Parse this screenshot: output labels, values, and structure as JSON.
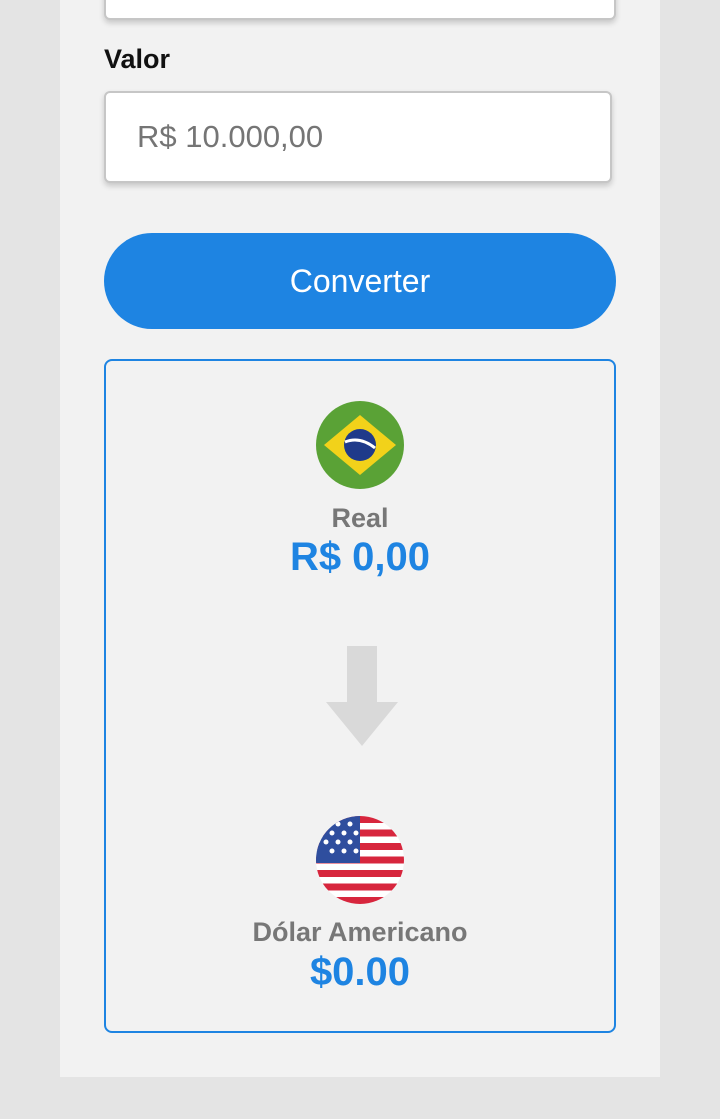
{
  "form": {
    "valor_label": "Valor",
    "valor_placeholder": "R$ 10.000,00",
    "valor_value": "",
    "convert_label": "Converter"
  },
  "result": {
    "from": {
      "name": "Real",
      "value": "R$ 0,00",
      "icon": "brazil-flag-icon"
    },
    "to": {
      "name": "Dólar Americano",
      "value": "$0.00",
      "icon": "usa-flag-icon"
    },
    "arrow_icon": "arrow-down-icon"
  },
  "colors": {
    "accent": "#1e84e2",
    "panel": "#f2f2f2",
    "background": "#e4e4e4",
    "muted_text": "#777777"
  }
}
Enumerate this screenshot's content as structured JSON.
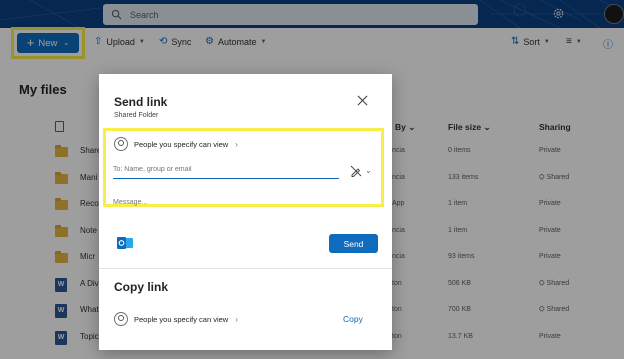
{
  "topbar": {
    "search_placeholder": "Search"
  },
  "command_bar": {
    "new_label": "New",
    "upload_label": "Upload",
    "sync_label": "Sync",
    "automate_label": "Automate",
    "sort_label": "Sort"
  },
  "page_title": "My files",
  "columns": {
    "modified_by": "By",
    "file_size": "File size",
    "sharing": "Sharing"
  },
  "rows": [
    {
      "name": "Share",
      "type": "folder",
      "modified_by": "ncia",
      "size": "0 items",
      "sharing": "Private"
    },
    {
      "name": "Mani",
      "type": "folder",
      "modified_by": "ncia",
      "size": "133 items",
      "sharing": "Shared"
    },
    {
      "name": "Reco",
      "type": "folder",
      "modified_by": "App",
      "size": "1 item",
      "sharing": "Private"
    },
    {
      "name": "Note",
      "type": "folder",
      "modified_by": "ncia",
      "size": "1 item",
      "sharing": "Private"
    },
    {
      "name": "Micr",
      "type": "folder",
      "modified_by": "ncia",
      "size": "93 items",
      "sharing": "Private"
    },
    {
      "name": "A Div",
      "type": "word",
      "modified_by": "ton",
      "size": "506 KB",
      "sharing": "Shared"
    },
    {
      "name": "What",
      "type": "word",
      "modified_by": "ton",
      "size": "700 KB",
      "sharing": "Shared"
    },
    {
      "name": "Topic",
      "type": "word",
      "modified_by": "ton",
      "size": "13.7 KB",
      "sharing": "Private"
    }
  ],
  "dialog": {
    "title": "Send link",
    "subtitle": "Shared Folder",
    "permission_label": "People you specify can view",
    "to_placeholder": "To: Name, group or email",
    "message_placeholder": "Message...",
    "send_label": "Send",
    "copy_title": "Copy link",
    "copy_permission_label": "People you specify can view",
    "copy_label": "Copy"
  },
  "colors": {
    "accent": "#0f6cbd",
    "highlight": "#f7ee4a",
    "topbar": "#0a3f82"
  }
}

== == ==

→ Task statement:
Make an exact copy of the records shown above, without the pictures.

→ Your solution:
Parse this screenshot: output labels, values, and structure as JSON.
{
  "form": {
    "valor_label": "Valor",
    "valor_placeholder": "R$ 10.000,00",
    "valor_value": "",
    "convert_label": "Converter"
  },
  "result": {
    "from": {
      "name": "Real",
      "value": "R$ 0,00",
      "icon": "brazil-flag-icon"
    },
    "to": {
      "name": "Dólar Americano",
      "value": "$0.00",
      "icon": "usa-flag-icon"
    },
    "arrow_icon": "arrow-down-icon"
  },
  "colors": {
    "accent": "#1e84e2",
    "panel": "#f2f2f2",
    "background": "#e4e4e4",
    "muted_text": "#777777"
  }
}
Enumerate this screenshot's content as structured JSON.
{
  "topbar": {
    "search_placeholder": "Search"
  },
  "command_bar": {
    "new_label": "New",
    "upload_label": "Upload",
    "sync_label": "Sync",
    "automate_label": "Automate",
    "sort_label": "Sort"
  },
  "page_title": "My files",
  "columns": {
    "modified_by": "By",
    "file_size": "File size",
    "sharing": "Sharing"
  },
  "rows": [
    {
      "name": "Share",
      "type": "folder",
      "modified_by": "ncia",
      "size": "0 items",
      "sharing": "Private"
    },
    {
      "name": "Mani",
      "type": "folder",
      "modified_by": "ncia",
      "size": "133 items",
      "sharing": "Shared"
    },
    {
      "name": "Reco",
      "type": "folder",
      "modified_by": "App",
      "size": "1 item",
      "sharing": "Private"
    },
    {
      "name": "Note",
      "type": "folder",
      "modified_by": "ncia",
      "size": "1 item",
      "sharing": "Private"
    },
    {
      "name": "Micr",
      "type": "folder",
      "modified_by": "ncia",
      "size": "93 items",
      "sharing": "Private"
    },
    {
      "name": "A Div",
      "type": "word",
      "modified_by": "ton",
      "size": "506 KB",
      "sharing": "Shared"
    },
    {
      "name": "What",
      "type": "word",
      "modified_by": "ton",
      "size": "700 KB",
      "sharing": "Shared"
    },
    {
      "name": "Topic",
      "type": "word",
      "modified_by": "ton",
      "size": "13.7 KB",
      "sharing": "Private"
    }
  ],
  "dialog": {
    "title": "Send link",
    "subtitle": "Shared Folder",
    "permission_label": "People you specify can view",
    "to_placeholder": "To: Name, group or email",
    "message_placeholder": "Message...",
    "send_label": "Send",
    "copy_title": "Copy link",
    "copy_permission_label": "People you specify can view",
    "copy_label": "Copy"
  },
  "colors": {
    "accent": "#0f6cbd",
    "highlight": "#f7ee4a",
    "topbar": "#0a3f82"
  }
}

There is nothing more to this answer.